“Bathrooms are critical to selling a new home,” Grant points out. “For housebuilders there is a clear opportunity to improved saleability through bathroom design, specification and technological integration.” 


The good news for housebuilders is that bathroom technologies are generally fuss free solutions. When we asked our respondents what bathroom technology they would expect to find in a new build, odour extraction (39%) topped the list, followed by orientation lighting (34%). More than one in four (28%) expect to see touch-free flush plates and one in five (22%) believe that shower toilets should be a common feature. 

Of course, such innovations are nothing new for manufacturers. Shower toilet incorporates a number of smart features from odour extraction and built-in orientation lighting to a warm air dryer and user recognition. Infra-red taps, meanwhile remove touchpoints in the space for a premium hygienic finish.

Lighting, too, can provide a simple way for housebuilders to add perceived value across projects. Mirror cabinets can have integrated USB ports for charging devices and LED bathroom mirrors can create discreet (and flattering!) lighting. Indeed we can expect to see manufacturers continue to innovate with future designs likely to display the news and weather or stream a favourite television show. 

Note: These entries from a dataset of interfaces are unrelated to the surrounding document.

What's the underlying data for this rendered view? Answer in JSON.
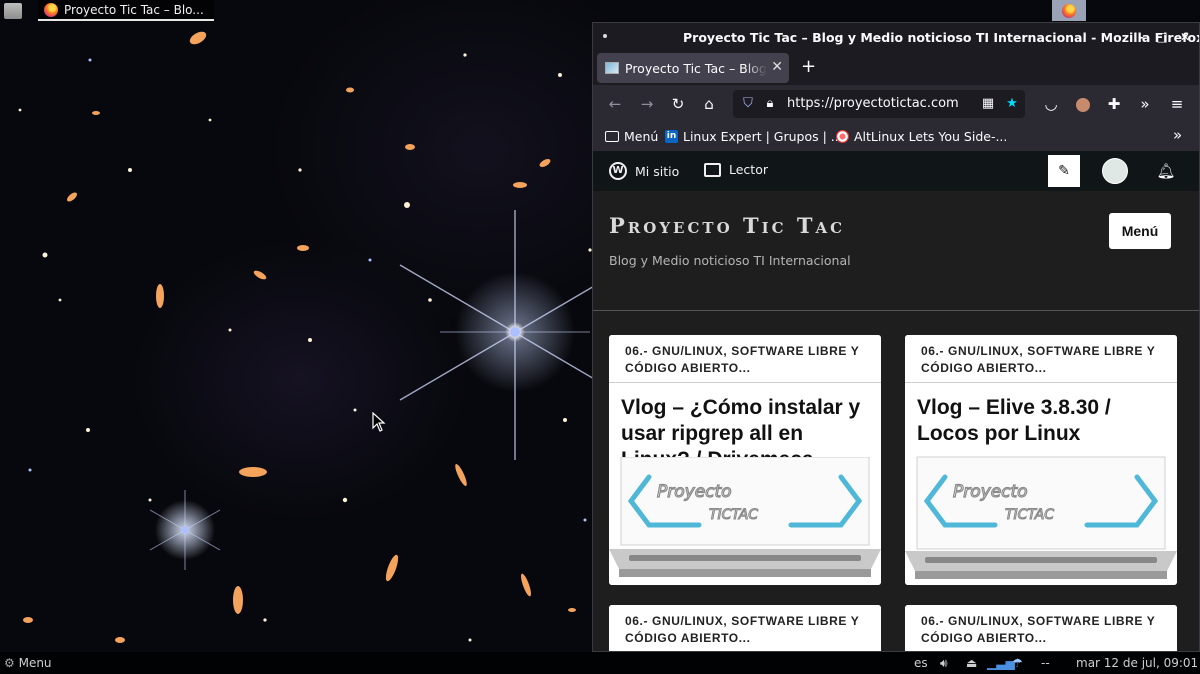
{
  "top_panel": {
    "task_label": "Proyecto Tic Tac – Blo..."
  },
  "window": {
    "title": "Proyecto Tic Tac – Blog y Medio noticioso TI Internacional - Mozilla Firefox",
    "tab_label": "Proyecto Tic Tac – Blog y Medio noticioso TI Internacional",
    "url": "https://proyectotictac.com",
    "bookmarks": [
      {
        "label": "Menú"
      },
      {
        "label": "Linux Expert | Grupos | ..."
      },
      {
        "label": "AltLinux Lets You Side-..."
      }
    ]
  },
  "wp_bar": {
    "my_site": "Mi sitio",
    "reader": "Lector"
  },
  "site": {
    "title": "Proyecto Tic Tac",
    "tagline": "Blog y Medio noticioso TI Internacional",
    "menu_label": "Menú"
  },
  "cards": [
    {
      "category": "06.- GNU/LINUX, SOFTWARE LIBRE Y CÓDIGO ABIERTO...",
      "title": "Vlog – ¿Cómo instalar y usar ripgrep all en Linux? / Drivemeca",
      "image_text": [
        "Proyecto",
        "TICTAC"
      ]
    },
    {
      "category": "06.- GNU/LINUX, SOFTWARE LIBRE Y CÓDIGO ABIERTO...",
      "title": "Vlog – Elive 3.8.30 / Locos por Linux",
      "image_text": [
        "Proyecto",
        "TICTAC"
      ]
    },
    {
      "category": "06.- GNU/LINUX, SOFTWARE LIBRE Y CÓDIGO ABIERTO...",
      "title": ""
    },
    {
      "category": "06.- GNU/LINUX, SOFTWARE LIBRE Y CÓDIGO ABIERTO...",
      "title": ""
    }
  ],
  "bottom_panel": {
    "menu_label": "Menu",
    "keyboard_layout": "es",
    "weather": "--",
    "clock": "mar 12 de jul, 09:01"
  },
  "colors": {
    "firefox_dark": "#1c1b22",
    "toolbar": "#2b2a33",
    "wp_bar": "#101517",
    "page_bg": "#1e1e1e",
    "bookmark_star": "#00ddff",
    "brand_cyan": "#4fb8d8"
  }
}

It’s worth remembering, however, that technology in the bathroom doesn’t always have to mean connectivity and automation. With new builds getting smaller, housebuilders must meet the challenge of creating attractive and practical bathrooms. Wall-hung toilets and sanitaryware create the illusion of space by lifting products from the floor and can open up greater design flexibility across projects. 


So what are housebuilders’ attitudes to this? We spoke to a number of individuals from across the sector to better understand their attitudes to technology. The results further highlight the appetite for continued growth in home technology solutions.

All our respondents agreed that UK new build homes could feature more technology and the vast majority intend to enhance their specification offer in the coming years. Drivers for doing so included differentiation from competitors, brand reputation and meeting buyer demand to help expedite sales. Most of the respondents do currently feature bathroom technologies and plan to install additional innovations in future projects, recognising the importance of technology in attracting buyers and adding value.


“Developers should be focusing on the wow factors, the principal suites, entertaining spaces and bathrooms,” advises Grant Bates of Hamptons. “If any buyer is choosing between two similar schemes, they will opt for the product that makes their everyday life better and smart technology does just that.”

There is clearly a growing expectation from homeowners for more smart innovations in the home as personalisation and technology become more important to buyers. Perhaps the bathroom can provide the answer. It’s time for housebuilders to widen their scope to take advantage of buyer demand. 

To download the full report on smart bathroom technology, visit:

Sophie Weston is marketing manager at Geberit